PRIMAL KITCHEN® Caesar Dressing is everything you want in Caesar salad dressing—creamy and garlicky with a punch of lemon and pepper. It’s the perfect dressing for a simple bowl of crisp romaine lettuce, but if you want to take your Caesar salad to the next level, you’ll toss in more flavor and nutrients with smoked salmon, avocado, and kale.
This salad can be plated at home like a regular salad, or cleverly brought to work in a glass jar. Layering the dressing and ingredients in a jar stores everything neatly (no salad dressing leaks!) and keeps the salad crisp and fresh. When it’s lunchtime, just shake the salad into a bowl. The dressing will pour out on top of the greens, avocado and salmon, instantly making a Caesar salad your coworkers will envy.
Pad Thai is a favorite take-out dish for many, but when it arrives tasting too sweet, oily, and starchy it’s not worth the splurge. When ordering Pad Thai, you can ask restaurants to hold the peanuts, but you’ll have less luck asking them to leave out sugar, vegetable oil, or rice noodles. Especially rice noodles, since they make up most of the dish.
Although rice noodles aren’t the worst noodles out there, it’s possible to enjoy the sweet, funky flavor of Pad Thai without them. Made without noodles, refined oil, or too much sugar, this Pad Thai salad is a winner. Crunchy purple cabbage and bean sprouts are tossed with egg and shrimp and a bold dressing inspired by the flavors of traditional Pad Thai.
Still craving those noodles? Then go ahead and toss rice noodles into the salad, too.
Oysters are most often served raw, or smoked in a can, so it’s easy to forget about good ‘ol oyster stew. Not exactly chowder or bisque, oyster stew is an uncomplicated meal. It’s little more than oysters and milk (or cream) warmed in a pot. It’s perfect in its simplicity.
So why mess with perfection? Milk, that’s why. It’s not for everyone. If you’re one of those people, then you’ll be happy to know that oysters and coconut milk is not such a bad combination. In fact, it’s delicious.
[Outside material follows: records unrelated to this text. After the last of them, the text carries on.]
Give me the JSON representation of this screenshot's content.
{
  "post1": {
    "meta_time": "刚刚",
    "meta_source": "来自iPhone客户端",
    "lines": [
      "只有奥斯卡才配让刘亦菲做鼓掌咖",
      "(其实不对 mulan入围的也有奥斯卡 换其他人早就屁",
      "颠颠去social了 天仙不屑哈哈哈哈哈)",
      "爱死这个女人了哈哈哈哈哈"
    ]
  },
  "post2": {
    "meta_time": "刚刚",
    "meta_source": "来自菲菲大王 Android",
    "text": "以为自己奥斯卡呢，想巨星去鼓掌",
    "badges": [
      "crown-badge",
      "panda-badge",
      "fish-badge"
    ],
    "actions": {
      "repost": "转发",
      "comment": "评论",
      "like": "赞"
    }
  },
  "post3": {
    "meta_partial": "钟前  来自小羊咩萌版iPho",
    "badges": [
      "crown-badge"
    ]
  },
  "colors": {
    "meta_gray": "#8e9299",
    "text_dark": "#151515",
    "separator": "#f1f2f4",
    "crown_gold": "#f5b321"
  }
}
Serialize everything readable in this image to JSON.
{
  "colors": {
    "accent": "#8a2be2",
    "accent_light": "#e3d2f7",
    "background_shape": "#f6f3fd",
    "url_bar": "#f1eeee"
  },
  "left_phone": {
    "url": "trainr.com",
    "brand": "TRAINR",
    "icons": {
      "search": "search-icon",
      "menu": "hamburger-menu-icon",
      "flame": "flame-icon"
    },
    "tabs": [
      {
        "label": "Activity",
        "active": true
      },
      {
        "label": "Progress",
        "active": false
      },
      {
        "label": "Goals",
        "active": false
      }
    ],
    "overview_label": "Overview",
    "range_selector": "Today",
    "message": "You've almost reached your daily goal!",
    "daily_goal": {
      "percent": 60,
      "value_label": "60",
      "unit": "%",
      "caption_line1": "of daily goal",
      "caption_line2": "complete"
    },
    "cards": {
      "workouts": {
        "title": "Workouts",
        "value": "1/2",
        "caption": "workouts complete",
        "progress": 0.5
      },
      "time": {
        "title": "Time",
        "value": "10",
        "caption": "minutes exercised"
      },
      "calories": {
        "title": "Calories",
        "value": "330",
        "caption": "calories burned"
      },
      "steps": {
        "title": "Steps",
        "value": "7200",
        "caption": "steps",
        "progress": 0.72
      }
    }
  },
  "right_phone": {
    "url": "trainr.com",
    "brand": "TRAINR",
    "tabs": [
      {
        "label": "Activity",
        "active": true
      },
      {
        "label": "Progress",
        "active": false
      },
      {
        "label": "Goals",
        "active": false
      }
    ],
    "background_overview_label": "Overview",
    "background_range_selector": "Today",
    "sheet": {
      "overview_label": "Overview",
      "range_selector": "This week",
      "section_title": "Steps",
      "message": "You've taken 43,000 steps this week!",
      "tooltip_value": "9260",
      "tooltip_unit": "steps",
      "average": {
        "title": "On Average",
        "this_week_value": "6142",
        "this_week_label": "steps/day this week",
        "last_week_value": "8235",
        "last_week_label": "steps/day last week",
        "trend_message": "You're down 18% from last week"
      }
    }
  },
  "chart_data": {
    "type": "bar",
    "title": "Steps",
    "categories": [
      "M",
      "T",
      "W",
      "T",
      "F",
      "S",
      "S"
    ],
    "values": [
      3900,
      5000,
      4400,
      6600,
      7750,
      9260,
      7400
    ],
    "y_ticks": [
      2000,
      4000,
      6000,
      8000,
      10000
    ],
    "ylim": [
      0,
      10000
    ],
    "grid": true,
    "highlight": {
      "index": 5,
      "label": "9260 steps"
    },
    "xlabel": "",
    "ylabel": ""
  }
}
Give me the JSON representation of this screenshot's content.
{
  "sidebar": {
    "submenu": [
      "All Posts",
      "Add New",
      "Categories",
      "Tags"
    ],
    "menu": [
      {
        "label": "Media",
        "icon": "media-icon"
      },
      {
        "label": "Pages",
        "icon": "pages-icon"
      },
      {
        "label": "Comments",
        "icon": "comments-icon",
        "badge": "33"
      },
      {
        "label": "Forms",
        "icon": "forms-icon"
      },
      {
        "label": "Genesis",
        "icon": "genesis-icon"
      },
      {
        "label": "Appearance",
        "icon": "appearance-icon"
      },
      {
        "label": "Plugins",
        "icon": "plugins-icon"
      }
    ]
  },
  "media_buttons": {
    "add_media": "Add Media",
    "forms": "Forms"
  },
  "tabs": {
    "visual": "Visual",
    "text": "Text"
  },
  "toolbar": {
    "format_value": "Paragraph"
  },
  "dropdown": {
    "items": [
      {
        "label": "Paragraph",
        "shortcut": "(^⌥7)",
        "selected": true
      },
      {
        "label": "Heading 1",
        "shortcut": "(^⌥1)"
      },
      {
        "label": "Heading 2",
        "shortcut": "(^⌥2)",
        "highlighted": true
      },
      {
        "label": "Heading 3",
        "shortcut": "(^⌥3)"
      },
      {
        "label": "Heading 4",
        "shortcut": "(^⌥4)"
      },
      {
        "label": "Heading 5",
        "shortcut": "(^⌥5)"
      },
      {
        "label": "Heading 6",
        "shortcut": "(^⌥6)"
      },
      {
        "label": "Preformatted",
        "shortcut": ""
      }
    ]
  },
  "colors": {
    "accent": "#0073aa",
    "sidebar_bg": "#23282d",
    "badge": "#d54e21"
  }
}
This coconut milk oyster stew is briny, savory, buttery and slightly sweet from the coconut milk. Fresh chives and chunks of melting butter (or ghee) finish the dish, elevating it from good to amazing.